Stored dataset items:
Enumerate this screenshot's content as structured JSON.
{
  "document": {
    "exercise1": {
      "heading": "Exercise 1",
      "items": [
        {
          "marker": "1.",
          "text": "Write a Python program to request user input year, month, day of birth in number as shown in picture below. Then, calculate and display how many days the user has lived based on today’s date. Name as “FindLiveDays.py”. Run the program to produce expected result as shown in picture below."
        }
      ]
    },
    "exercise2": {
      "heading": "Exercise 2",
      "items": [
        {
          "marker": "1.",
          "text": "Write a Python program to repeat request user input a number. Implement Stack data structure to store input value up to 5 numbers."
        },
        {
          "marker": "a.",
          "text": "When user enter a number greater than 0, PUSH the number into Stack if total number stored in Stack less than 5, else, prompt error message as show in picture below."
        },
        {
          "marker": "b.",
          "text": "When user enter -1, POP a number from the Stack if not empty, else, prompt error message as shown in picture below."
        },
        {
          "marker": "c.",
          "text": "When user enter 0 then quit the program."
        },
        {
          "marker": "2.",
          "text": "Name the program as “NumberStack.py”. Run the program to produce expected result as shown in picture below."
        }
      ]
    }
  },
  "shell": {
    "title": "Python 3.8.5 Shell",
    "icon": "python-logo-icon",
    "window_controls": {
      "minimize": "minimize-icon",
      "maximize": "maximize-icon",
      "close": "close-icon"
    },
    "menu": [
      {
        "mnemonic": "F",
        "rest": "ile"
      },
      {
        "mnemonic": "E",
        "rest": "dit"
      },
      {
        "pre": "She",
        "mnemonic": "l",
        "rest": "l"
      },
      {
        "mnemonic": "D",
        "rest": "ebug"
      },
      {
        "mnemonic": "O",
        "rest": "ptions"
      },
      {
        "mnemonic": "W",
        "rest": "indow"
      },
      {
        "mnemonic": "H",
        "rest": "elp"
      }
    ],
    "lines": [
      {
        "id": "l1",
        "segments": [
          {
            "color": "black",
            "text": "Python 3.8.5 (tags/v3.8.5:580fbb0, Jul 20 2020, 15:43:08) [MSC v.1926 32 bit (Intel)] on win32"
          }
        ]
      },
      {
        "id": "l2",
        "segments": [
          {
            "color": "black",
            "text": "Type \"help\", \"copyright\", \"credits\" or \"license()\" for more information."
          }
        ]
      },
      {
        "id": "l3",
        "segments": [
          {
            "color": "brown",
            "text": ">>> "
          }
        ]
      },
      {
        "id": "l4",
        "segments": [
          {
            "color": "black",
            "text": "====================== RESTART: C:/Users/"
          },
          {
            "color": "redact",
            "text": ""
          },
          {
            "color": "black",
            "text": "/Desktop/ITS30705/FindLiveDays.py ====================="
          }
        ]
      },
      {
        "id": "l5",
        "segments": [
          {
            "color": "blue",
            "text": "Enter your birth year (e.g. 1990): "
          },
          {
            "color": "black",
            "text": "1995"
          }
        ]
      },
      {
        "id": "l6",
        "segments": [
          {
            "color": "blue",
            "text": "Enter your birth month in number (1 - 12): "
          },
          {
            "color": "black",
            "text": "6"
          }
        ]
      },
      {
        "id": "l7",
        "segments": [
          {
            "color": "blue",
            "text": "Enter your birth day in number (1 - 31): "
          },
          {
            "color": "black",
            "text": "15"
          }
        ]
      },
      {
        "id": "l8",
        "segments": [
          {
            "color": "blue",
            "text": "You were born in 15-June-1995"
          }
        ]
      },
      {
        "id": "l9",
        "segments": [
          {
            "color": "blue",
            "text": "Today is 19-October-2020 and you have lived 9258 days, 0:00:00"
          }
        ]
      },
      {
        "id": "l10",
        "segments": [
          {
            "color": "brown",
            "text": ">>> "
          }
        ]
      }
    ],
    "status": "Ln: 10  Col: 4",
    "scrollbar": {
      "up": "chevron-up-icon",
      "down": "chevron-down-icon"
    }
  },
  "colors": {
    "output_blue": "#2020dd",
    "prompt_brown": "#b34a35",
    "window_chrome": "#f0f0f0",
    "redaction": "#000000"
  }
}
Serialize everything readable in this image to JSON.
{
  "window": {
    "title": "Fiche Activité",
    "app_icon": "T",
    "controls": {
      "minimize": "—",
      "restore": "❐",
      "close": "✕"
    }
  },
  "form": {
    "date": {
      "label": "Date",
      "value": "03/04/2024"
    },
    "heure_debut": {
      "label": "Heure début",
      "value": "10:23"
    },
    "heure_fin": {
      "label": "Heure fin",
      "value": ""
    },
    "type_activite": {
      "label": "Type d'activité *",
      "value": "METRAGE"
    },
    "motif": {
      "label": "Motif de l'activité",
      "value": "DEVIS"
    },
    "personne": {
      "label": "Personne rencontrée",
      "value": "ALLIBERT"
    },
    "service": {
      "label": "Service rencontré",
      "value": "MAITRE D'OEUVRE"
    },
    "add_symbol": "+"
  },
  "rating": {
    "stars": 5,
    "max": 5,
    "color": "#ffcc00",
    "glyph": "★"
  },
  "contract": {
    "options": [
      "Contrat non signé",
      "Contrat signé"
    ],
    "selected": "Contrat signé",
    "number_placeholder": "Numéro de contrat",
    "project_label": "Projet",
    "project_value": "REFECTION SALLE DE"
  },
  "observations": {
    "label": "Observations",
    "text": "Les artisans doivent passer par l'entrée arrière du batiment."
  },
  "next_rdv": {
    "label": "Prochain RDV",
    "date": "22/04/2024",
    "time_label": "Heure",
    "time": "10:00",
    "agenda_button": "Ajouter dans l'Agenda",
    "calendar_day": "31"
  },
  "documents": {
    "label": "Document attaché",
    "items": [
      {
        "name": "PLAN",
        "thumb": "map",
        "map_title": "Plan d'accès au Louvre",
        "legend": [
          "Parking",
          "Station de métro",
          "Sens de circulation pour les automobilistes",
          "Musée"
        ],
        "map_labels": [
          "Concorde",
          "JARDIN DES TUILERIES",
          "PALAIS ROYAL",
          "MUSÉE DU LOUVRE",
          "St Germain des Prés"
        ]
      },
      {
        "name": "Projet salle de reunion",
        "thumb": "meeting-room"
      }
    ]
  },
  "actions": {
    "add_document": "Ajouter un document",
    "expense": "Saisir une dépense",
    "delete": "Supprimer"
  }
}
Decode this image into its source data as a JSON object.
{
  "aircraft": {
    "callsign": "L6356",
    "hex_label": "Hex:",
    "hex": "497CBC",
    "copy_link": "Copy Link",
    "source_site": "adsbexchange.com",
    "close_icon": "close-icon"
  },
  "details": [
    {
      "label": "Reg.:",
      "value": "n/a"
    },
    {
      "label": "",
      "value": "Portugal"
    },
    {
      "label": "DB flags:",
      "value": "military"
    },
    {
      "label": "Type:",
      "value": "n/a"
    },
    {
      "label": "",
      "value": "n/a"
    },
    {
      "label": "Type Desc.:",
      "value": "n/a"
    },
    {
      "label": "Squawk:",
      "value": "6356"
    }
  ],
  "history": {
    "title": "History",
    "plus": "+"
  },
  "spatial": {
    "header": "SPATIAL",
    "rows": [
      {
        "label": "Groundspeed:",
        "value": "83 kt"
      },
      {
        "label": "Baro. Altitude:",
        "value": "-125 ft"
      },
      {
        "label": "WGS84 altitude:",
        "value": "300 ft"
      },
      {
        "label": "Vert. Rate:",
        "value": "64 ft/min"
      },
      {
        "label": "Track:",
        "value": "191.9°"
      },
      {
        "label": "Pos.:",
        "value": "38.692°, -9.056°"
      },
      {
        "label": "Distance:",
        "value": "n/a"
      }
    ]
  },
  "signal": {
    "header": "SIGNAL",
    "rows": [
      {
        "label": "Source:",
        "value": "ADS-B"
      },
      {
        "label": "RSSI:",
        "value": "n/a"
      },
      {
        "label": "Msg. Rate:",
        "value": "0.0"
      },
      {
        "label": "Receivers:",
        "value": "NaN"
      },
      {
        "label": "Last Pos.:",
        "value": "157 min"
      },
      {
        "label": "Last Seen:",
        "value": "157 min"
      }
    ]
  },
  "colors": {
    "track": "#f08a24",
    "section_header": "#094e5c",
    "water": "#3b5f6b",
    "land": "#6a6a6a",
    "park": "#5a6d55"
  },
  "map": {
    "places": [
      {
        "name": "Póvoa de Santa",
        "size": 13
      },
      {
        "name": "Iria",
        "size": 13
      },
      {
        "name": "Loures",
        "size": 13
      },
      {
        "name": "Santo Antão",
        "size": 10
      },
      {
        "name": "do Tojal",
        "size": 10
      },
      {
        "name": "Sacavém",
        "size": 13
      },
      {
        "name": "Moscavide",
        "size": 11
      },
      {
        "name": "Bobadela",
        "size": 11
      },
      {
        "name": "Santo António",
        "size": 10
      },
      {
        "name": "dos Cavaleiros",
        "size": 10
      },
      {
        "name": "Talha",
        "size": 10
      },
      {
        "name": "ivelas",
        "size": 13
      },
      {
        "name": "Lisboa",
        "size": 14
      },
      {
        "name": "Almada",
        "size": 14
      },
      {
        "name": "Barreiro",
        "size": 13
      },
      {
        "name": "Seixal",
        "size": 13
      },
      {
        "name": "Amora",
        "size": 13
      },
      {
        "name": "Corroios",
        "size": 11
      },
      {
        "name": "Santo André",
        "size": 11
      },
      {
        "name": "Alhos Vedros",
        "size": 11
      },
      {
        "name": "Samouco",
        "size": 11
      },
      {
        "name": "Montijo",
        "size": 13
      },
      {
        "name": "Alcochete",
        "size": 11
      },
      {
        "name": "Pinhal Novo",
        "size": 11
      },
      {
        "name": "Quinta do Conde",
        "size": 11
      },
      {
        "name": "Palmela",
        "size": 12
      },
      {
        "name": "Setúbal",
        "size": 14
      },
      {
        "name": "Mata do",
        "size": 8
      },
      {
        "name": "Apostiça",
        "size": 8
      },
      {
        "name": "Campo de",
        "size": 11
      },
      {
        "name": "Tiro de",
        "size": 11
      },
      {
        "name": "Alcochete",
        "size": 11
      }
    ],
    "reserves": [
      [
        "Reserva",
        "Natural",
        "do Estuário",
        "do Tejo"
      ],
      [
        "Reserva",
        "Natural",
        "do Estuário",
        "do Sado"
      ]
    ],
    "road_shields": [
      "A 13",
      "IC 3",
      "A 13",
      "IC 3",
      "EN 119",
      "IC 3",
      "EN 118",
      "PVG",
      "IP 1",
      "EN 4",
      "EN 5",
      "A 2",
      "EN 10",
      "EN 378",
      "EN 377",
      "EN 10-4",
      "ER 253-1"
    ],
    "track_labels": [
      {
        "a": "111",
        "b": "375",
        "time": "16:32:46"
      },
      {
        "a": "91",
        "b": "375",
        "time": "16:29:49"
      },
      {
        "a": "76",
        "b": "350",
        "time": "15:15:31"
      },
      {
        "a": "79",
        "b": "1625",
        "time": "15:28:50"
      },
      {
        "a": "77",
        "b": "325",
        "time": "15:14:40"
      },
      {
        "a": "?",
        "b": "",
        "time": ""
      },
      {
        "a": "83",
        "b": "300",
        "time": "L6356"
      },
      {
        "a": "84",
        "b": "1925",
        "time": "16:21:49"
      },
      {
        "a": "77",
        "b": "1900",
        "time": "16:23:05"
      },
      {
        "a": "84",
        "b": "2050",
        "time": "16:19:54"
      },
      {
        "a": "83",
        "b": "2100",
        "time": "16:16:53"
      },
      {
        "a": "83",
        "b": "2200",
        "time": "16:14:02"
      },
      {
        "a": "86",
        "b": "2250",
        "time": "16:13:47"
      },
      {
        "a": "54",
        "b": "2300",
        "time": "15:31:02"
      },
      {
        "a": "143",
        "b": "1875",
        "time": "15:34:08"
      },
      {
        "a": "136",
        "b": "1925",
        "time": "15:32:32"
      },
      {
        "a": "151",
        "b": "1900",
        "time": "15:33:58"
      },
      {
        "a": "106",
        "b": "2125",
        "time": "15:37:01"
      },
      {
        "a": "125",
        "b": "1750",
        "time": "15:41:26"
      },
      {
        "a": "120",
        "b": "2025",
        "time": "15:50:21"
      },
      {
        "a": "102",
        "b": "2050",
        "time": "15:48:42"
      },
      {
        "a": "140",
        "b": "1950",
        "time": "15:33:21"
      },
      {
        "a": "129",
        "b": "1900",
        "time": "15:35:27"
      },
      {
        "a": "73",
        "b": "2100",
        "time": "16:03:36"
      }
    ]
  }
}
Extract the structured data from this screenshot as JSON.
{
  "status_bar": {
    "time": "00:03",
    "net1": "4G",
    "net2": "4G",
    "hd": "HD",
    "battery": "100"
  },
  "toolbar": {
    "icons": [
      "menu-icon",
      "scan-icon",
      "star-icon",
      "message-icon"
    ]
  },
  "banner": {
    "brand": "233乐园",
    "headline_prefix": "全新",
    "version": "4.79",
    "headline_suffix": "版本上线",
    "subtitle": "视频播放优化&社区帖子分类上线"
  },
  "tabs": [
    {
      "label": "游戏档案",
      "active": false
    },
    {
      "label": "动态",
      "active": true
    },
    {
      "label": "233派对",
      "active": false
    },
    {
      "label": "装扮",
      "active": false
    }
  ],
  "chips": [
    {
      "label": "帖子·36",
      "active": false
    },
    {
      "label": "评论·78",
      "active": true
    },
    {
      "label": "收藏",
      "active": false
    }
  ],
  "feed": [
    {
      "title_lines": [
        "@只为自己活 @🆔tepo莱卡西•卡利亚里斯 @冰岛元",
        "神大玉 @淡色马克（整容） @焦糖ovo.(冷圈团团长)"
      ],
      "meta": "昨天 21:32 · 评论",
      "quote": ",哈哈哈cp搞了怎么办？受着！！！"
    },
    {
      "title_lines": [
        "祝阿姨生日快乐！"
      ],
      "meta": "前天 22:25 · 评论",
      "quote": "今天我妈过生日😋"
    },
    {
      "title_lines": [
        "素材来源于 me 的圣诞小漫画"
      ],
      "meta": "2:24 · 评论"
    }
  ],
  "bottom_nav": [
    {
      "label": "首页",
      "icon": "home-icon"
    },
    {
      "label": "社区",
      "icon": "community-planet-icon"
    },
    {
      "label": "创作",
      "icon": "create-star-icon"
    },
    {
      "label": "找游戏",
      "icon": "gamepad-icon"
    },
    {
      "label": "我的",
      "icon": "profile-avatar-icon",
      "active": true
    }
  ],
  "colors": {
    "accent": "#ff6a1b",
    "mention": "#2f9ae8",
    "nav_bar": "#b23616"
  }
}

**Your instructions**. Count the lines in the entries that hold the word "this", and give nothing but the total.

**Written response**. 4